To help address these barriers, Nesta Challenges is working in partnership with the Solicitors Regulation Authority (SRA) to launch the Legal Access Challenge – a new challenge prize which aims to help more people access legal services through new technology.

We are hoping to receive applications from a diverse mix of entities, including legal tech start-ups, solicitors and law firms, alternative legal providers, advice sector organisations and teams based at law schools.

The SRA has already implemented regulations that don’t distinguish where legal advice is assisted by technology, so regulation is not seen a barrier to these solutions emerging.

However, the Challenge provides an important opportunity for the SRA to explore any implications for its regulatory framework as the solutions become adopted more widely in the regulated market.

We want to see digital solutions that directly support individuals and small businesses to access legal services conveniently and affordably.

We believe well-designed digital tools could help people to engage with and resolve their legal issues earlier, providing tailored support instantly and in everyday language, improving understanding of processes and enabling people to take more control over understanding and resolving their legal problems.

This is not about using technology to paper over cracks – or sometimes chasms – in legal service provision. 

For more complex situations, and for vulnerable users, the balance between technology and human expertise will of course be different from simpler cases and more confident users.

The Challenge will explore how technology can safely help, in what circumstances it is most appropriate, and how it can best integrate with human expertise.
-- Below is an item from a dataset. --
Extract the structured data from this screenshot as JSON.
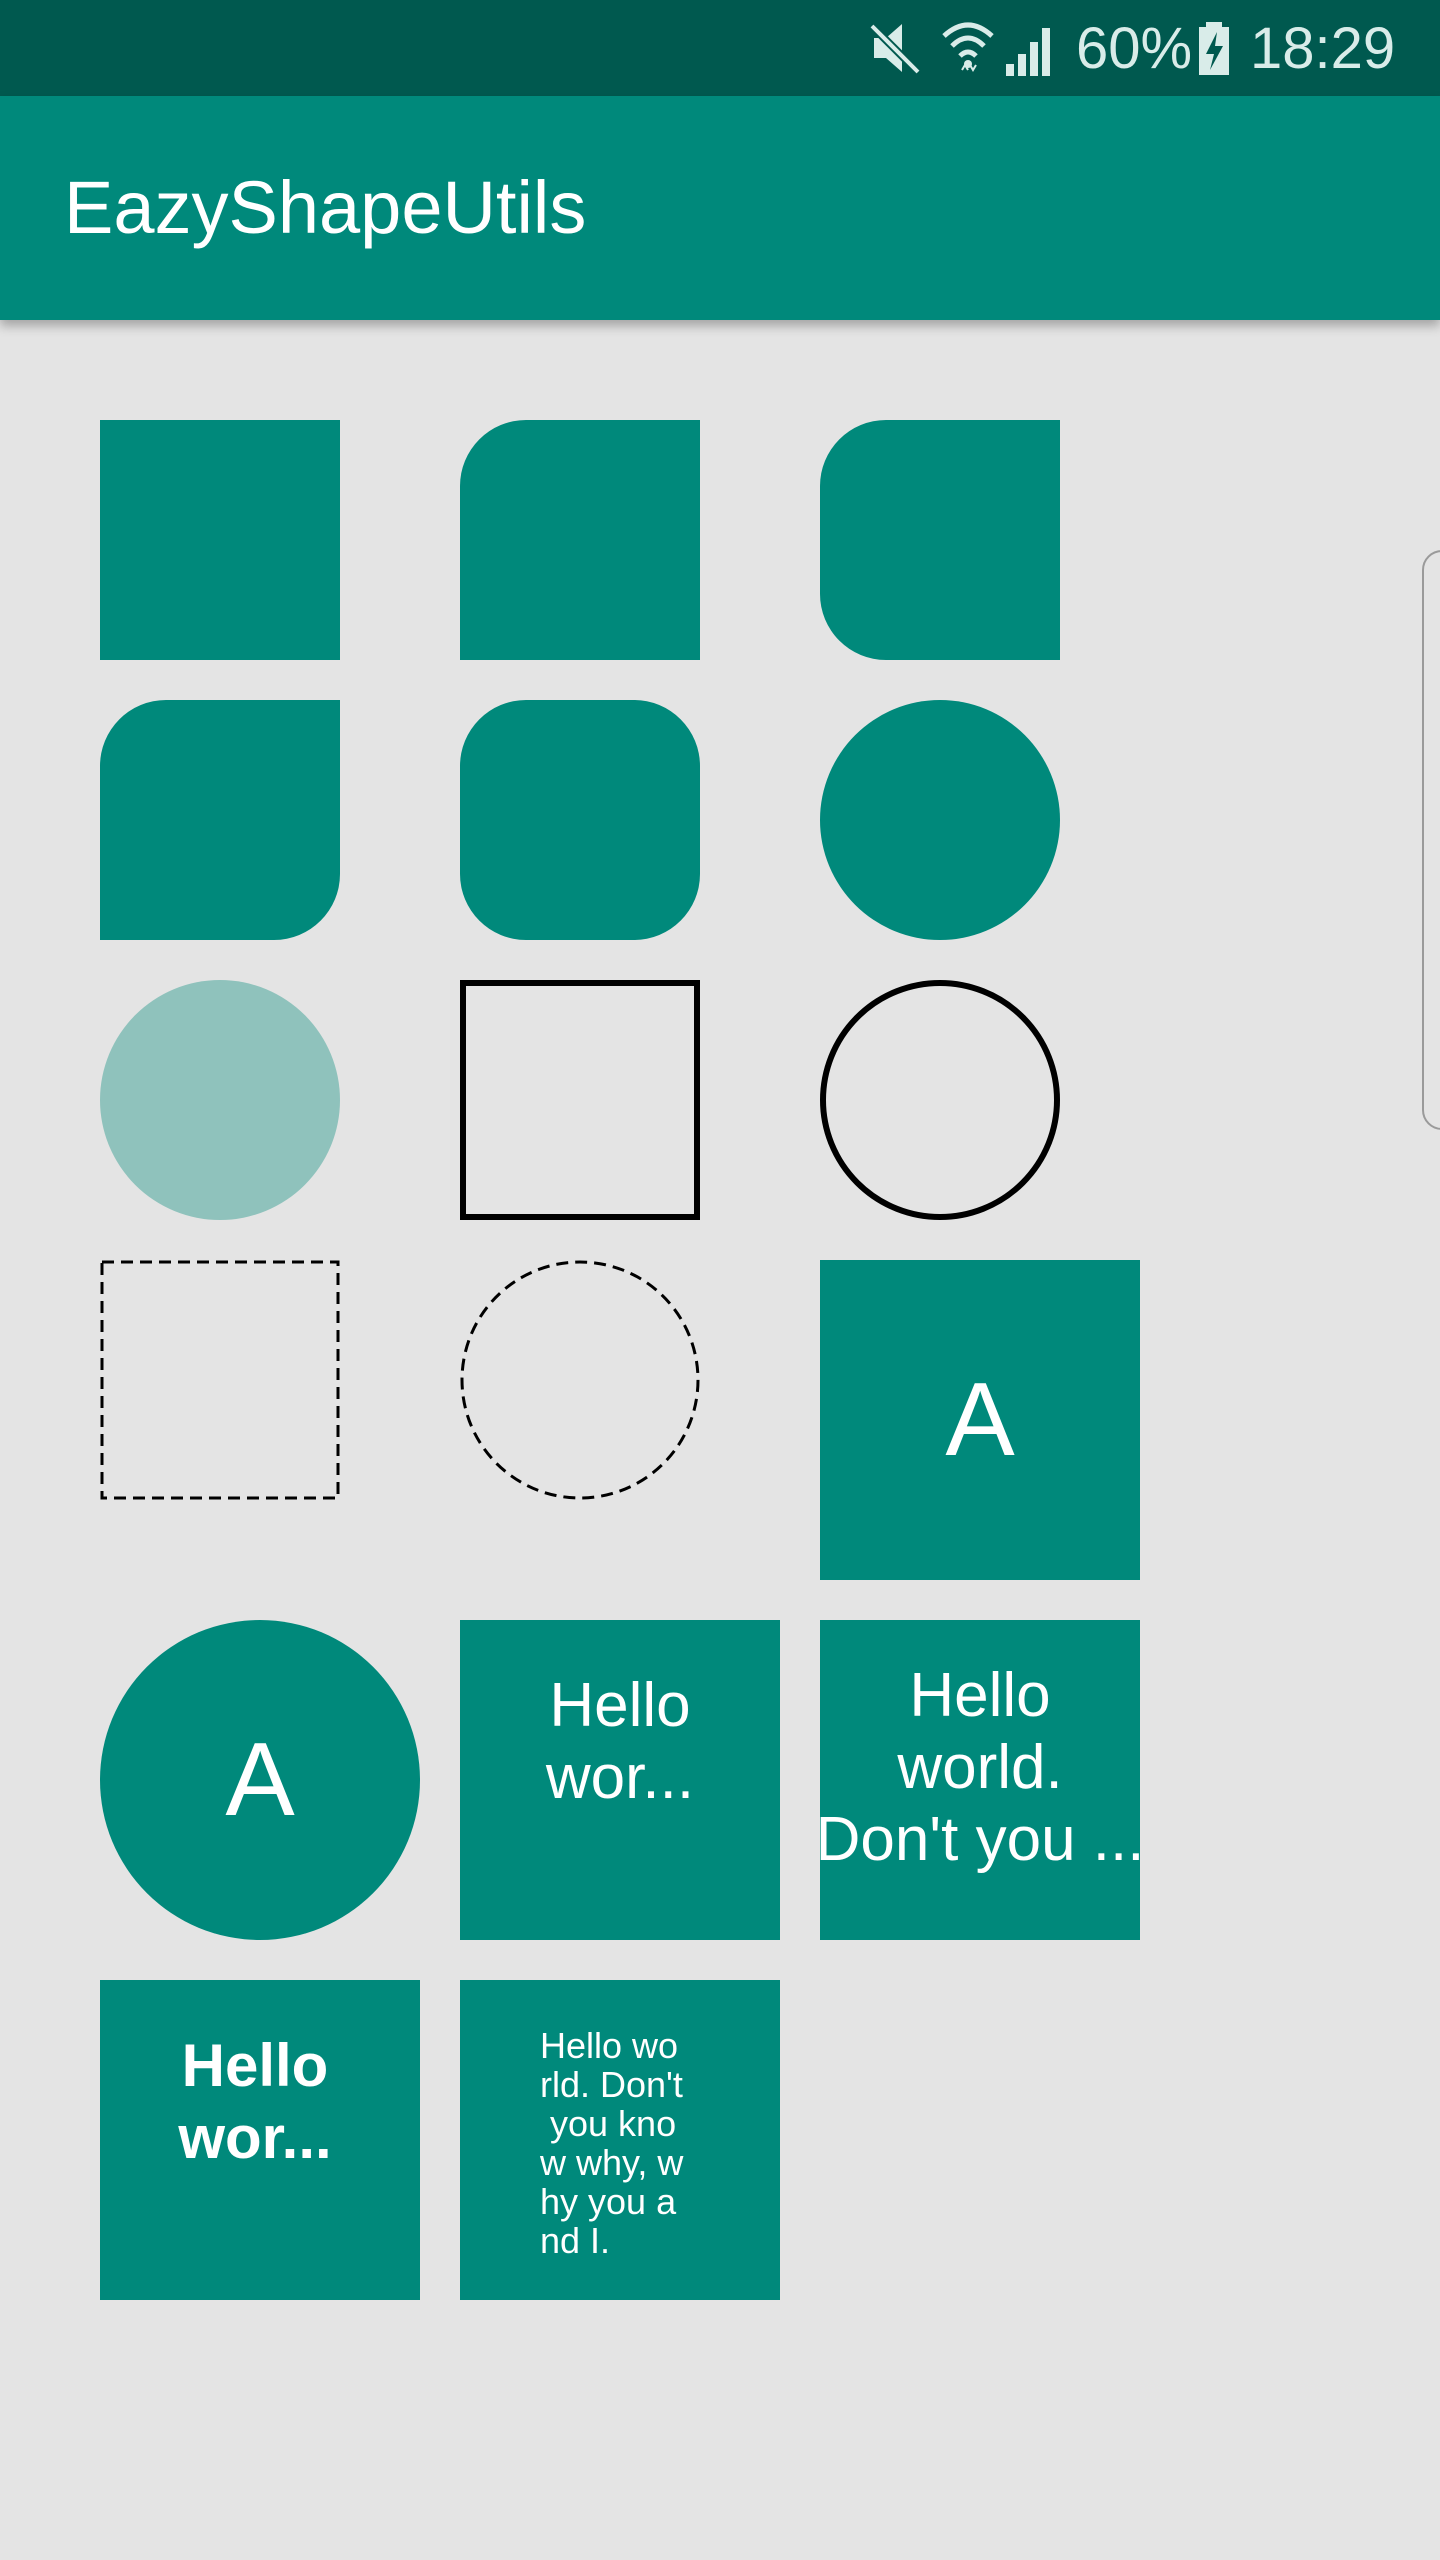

However, we are also pragmatic and don’t expect the Challenge to deliver change overnight. 

We know that investment in technology-driven solutions to tackle the problem of unmet legal need will take time, and may require policy and regulatory changes, a greater flow of entrepreneurial talent into the market, more private investment, and more partnerships and enterprise deals between traditional firms and technology start-ups. 

But we are committed to long-term change – including the development of a community of people and organisations with a shared interest in the use of technology in this space – and believe the Legal Access Challenge is an important stepping stone on the path to a legal system that is able to meet the needs of the majority.

Chris Gorst is head of better markets at Nesta Challenges